Nightshriek was seen by Professor Manuel Conejero of the Teatre Jove de Espana, who invited Lee and Wilson to go to Spain and mount a new translation of Romeo and Juliet. So began a long association between the NYT and the Spanish Shakespeare Foundation that added distinction to both companies. The partnership operated on a reciprocal basis; Romeo and Juliet, Macbeth and, notably, Lorca's Blood Wedding, in 1988, were performed in London, Madrid and Valencia. In particular, Lee's designs for the Lorca classic brought out the superlatives from the Spanish critics and led to his being asked to do other work at the Palau de la Musica in Valencia, where he designed a spectacular Carmina Burana and Flying Dutchman, both in 1992. Following his death the Shakespeare Foundation awarded him through their patron, the great actress Nuria Espert, their Gold Medal, of which there have been only two previous recipients.
Lee's achievements were all the more remarkable in that, in the main, he worked outside the commercial theatre on shoestring budgets. It was his unerring eye for perfection married to originality, his ability to cut his often meagre stage cloth in such away that nobody noticed the seams, that demonstrated his self-taught genius. In parallel with his own career he created the NYT's design department, guiding young hopefuls towards his own credo, urging them to aim high whatever the financial restrictions, and never to settle for the conventional.
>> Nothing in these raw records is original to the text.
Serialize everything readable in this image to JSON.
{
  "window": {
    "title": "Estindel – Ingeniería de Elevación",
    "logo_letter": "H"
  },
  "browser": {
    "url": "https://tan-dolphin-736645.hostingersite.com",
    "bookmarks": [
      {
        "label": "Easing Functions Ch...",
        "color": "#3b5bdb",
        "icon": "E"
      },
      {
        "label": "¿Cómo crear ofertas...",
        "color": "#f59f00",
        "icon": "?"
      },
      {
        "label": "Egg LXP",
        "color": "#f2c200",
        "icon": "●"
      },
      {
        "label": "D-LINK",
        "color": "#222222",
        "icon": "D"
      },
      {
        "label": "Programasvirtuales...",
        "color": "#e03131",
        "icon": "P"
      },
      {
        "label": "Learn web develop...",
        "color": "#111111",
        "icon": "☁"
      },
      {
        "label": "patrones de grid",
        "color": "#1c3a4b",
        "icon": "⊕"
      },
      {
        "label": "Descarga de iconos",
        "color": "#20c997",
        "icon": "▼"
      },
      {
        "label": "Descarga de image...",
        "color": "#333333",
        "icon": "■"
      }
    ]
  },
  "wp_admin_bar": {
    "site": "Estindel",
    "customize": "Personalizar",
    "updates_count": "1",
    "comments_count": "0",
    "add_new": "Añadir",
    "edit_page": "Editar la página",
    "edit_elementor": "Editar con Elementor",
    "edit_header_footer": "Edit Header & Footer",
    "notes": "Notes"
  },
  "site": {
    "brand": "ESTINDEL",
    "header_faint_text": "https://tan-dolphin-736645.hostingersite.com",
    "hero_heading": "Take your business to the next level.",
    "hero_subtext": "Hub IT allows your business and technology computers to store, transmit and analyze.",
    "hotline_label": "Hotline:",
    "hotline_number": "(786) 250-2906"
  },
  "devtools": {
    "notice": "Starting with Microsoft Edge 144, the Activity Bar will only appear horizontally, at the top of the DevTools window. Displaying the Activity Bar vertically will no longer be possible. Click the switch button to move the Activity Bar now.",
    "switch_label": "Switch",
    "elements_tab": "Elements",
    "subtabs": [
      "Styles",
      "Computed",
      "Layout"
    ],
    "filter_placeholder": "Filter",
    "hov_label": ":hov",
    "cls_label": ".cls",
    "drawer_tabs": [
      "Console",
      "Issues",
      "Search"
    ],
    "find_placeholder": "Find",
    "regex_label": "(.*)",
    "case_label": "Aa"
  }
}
Death, they say, cancels everything but the truth, and the truth of Brian Lee's life lies not only in his public achievements, but in the joy and pleasure he gave to all those who worked alongside him. When somebody dies prematurely it is often said that"the best was yet to come" - but Lee always made a habit of going beyond his previous best, constantly surprising us by the fertility of his ideas with a modesty that others, with lesser talents, could well emulate.